Material provided:
_ _ _ _

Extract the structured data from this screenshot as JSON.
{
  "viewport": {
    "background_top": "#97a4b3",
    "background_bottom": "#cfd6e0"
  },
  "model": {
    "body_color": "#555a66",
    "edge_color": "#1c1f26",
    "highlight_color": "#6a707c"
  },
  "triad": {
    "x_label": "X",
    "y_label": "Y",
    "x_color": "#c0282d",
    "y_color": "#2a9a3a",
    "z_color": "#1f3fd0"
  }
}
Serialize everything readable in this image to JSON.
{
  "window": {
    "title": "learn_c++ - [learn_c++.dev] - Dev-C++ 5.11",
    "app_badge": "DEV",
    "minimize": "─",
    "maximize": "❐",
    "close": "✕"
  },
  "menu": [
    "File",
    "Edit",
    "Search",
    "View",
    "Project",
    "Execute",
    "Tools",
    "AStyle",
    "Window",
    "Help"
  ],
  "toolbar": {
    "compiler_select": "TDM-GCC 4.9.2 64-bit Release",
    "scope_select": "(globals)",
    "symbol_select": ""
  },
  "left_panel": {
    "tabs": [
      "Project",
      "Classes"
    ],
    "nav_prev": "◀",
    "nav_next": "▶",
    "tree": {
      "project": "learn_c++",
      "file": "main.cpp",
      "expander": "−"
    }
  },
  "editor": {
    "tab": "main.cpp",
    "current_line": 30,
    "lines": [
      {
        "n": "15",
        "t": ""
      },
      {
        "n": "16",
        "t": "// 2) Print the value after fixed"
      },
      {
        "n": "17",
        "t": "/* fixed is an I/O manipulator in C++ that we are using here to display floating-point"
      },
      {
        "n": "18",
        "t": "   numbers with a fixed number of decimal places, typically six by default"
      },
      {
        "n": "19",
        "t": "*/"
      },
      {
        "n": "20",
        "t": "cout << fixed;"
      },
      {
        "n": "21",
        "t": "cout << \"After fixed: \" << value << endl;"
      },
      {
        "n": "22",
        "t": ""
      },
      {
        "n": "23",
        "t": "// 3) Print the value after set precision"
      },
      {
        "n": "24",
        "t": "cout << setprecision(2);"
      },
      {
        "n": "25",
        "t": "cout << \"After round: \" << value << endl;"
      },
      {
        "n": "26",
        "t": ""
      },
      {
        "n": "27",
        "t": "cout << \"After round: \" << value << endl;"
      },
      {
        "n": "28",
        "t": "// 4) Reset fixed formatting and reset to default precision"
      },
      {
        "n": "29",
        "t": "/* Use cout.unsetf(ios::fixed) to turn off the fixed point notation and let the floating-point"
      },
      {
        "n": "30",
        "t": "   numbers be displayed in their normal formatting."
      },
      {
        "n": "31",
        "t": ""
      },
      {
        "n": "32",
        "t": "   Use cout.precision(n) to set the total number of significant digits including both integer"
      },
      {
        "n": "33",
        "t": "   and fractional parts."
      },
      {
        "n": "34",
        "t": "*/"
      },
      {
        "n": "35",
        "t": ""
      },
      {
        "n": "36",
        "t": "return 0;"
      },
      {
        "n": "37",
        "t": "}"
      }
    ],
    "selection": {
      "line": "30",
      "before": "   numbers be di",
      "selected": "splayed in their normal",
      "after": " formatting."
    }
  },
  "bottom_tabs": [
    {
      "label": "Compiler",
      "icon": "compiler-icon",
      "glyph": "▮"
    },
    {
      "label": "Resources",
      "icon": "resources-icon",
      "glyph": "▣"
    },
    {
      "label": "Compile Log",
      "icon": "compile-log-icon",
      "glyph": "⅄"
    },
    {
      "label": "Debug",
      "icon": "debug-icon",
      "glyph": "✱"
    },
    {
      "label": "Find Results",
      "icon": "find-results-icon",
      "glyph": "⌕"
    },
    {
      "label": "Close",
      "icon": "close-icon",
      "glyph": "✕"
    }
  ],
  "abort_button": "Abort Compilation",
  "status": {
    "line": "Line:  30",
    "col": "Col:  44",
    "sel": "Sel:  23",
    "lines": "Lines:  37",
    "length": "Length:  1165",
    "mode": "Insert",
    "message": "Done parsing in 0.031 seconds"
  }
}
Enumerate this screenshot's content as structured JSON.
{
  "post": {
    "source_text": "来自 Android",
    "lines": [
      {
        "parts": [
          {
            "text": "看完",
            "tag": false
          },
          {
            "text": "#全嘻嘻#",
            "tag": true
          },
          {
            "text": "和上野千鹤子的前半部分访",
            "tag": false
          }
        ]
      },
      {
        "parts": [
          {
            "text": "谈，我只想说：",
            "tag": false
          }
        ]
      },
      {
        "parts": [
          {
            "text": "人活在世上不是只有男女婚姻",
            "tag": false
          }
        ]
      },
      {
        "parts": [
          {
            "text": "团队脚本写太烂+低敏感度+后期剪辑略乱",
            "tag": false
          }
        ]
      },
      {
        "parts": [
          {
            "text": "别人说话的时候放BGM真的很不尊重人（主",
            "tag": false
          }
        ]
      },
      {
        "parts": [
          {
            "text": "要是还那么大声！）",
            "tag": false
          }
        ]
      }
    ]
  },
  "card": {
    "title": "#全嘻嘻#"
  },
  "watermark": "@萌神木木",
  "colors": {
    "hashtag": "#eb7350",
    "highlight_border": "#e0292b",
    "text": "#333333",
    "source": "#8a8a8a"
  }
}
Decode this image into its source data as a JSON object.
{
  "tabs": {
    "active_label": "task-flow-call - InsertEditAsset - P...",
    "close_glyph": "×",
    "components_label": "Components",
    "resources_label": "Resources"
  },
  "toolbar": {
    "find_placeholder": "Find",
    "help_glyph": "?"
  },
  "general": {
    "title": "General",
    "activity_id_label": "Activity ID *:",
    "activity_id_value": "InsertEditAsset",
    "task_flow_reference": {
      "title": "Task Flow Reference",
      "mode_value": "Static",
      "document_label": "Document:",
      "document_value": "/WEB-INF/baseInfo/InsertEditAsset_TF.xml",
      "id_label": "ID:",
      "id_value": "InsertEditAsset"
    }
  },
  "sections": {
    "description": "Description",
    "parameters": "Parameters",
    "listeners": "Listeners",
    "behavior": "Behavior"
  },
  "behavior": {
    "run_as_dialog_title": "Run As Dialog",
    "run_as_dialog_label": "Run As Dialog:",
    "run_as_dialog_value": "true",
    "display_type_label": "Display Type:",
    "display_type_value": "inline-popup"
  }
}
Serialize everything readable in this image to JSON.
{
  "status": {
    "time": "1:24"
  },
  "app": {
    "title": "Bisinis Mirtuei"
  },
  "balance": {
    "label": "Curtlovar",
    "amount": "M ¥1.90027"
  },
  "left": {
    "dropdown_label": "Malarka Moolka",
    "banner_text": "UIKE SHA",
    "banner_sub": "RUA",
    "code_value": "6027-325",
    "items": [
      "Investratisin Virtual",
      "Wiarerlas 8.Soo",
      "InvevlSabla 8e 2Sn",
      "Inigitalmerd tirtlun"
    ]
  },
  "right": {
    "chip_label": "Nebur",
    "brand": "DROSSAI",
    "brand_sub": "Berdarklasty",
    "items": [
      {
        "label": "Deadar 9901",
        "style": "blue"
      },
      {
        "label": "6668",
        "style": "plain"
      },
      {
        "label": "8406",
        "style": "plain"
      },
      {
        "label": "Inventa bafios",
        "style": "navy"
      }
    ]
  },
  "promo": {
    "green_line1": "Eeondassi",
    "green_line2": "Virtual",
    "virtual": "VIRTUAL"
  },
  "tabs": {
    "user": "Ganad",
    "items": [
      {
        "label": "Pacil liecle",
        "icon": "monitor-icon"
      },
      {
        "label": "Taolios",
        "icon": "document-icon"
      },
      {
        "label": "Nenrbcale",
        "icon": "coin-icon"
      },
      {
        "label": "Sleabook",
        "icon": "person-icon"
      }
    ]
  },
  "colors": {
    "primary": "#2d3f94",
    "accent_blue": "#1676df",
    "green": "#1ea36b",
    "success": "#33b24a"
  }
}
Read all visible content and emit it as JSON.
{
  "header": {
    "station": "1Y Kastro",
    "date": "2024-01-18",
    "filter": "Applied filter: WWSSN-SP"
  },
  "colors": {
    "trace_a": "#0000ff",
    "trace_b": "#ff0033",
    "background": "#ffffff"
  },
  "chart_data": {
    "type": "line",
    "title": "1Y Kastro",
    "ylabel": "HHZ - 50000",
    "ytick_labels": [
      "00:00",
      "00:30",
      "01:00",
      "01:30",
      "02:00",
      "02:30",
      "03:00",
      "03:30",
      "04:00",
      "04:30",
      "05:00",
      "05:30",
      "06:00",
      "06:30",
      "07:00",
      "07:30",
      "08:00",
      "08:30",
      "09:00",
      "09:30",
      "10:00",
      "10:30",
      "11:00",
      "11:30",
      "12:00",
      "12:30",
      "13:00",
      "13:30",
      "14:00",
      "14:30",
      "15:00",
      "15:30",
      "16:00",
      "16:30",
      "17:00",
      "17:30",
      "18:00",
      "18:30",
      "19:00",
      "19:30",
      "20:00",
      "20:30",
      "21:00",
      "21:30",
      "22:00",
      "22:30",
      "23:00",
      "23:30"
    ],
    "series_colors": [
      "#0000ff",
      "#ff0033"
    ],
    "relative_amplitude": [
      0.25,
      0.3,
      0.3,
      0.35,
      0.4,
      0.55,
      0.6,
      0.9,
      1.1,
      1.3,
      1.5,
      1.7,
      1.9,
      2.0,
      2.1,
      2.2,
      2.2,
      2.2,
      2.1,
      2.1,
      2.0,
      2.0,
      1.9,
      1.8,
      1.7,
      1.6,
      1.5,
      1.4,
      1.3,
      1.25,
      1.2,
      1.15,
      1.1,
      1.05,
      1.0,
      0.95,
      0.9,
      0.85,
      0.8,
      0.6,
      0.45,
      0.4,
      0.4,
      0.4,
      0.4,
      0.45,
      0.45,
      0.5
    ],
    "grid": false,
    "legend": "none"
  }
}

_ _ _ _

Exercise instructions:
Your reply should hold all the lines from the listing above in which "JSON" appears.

Answer area:
Extract the structured data from this screenshot as JSON.
Serialize everything readable in this image to JSON.
Enumerate this screenshot's content as structured JSON.
Decode this image into its source data as a JSON object.
Serialize everything readable in this image to JSON.
Read all visible content and emit it as JSON.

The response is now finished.